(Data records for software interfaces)
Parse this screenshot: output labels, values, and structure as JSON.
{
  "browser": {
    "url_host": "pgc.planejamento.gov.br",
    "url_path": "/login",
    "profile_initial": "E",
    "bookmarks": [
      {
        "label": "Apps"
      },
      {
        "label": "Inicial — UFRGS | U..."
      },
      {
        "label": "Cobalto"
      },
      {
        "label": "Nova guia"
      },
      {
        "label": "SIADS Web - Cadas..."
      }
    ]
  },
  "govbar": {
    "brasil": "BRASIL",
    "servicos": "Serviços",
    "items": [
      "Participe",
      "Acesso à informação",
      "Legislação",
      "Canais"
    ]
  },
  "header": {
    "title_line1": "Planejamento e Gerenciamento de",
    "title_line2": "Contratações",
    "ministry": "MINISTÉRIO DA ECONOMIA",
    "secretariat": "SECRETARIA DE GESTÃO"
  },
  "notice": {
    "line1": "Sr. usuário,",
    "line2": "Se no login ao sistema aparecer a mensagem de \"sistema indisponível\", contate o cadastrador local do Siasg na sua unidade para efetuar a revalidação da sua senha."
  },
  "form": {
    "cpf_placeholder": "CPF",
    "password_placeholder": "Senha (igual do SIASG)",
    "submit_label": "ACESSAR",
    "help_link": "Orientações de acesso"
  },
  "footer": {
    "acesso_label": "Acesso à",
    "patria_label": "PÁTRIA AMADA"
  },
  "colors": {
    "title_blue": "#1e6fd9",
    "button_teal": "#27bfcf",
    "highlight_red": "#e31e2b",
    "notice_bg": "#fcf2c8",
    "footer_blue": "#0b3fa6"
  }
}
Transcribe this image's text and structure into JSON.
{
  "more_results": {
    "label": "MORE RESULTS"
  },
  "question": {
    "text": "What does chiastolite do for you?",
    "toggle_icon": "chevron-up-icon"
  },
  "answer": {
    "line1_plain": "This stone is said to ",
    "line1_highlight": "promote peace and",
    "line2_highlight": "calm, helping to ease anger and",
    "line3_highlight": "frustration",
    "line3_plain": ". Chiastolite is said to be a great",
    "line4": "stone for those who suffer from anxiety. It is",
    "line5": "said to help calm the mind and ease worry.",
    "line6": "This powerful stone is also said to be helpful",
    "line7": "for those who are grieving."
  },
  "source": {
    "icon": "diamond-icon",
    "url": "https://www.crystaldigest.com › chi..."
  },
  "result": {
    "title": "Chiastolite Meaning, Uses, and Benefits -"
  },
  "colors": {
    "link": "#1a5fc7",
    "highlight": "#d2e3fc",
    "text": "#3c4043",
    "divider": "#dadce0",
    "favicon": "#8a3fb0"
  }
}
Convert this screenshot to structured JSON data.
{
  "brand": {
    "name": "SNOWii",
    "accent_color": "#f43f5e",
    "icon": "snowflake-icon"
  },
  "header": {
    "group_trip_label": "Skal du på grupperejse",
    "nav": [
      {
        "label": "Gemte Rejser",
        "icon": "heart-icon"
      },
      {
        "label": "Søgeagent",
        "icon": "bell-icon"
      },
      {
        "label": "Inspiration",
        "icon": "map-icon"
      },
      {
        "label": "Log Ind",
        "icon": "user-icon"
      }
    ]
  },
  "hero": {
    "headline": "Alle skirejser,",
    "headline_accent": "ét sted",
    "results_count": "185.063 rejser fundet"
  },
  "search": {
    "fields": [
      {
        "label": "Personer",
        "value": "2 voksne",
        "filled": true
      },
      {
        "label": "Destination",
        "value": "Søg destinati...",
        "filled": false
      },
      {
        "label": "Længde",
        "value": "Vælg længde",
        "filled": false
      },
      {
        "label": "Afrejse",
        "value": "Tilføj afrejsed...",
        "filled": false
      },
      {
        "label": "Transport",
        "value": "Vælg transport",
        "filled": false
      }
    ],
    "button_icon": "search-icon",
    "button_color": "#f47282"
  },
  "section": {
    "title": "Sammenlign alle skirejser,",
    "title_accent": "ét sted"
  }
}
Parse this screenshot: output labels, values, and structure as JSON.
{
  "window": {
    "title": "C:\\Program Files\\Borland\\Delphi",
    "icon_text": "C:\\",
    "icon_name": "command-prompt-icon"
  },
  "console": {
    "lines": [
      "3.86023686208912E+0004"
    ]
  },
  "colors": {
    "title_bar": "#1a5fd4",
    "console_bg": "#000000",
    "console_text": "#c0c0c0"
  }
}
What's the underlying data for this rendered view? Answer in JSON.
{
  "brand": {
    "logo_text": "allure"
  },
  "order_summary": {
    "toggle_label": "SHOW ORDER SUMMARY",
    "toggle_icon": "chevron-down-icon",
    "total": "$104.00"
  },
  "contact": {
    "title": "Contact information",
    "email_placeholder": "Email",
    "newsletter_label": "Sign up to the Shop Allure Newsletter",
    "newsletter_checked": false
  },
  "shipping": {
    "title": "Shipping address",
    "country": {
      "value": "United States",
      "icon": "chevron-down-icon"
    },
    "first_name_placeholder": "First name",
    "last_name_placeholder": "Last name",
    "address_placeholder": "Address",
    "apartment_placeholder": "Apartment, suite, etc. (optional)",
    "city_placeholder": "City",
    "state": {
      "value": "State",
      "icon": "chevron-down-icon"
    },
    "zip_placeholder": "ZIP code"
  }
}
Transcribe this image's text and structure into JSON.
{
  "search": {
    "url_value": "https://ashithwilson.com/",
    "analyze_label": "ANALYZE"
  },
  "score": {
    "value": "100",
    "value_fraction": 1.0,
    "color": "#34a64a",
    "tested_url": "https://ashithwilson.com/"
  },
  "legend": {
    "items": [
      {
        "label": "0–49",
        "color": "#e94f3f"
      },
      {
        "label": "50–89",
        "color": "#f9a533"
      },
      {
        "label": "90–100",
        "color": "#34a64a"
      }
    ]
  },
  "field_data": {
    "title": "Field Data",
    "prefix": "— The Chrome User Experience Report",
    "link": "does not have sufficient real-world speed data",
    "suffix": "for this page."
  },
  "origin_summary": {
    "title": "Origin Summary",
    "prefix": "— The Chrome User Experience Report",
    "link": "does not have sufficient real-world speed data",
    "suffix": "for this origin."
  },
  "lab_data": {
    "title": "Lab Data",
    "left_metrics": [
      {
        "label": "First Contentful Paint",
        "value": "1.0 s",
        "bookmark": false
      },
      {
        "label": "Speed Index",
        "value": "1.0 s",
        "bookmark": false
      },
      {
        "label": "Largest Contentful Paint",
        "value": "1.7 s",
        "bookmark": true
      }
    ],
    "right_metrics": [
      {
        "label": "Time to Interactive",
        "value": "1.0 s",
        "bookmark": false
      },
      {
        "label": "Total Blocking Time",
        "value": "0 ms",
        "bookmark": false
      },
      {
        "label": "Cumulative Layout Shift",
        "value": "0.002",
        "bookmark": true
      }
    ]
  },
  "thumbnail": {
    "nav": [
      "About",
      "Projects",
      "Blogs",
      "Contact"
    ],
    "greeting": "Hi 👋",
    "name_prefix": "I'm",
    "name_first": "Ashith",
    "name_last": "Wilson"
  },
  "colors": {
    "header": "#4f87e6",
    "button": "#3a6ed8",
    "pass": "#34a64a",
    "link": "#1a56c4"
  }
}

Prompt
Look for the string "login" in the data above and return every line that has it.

Final answer
    "url_path": "/login",
    "line2": "Se no login ao sistema aparecer a mensagem de \"sistema indisponível\", contate o cadastrador local do Siasg na sua unidade para efetuar a revalidação da sua senha."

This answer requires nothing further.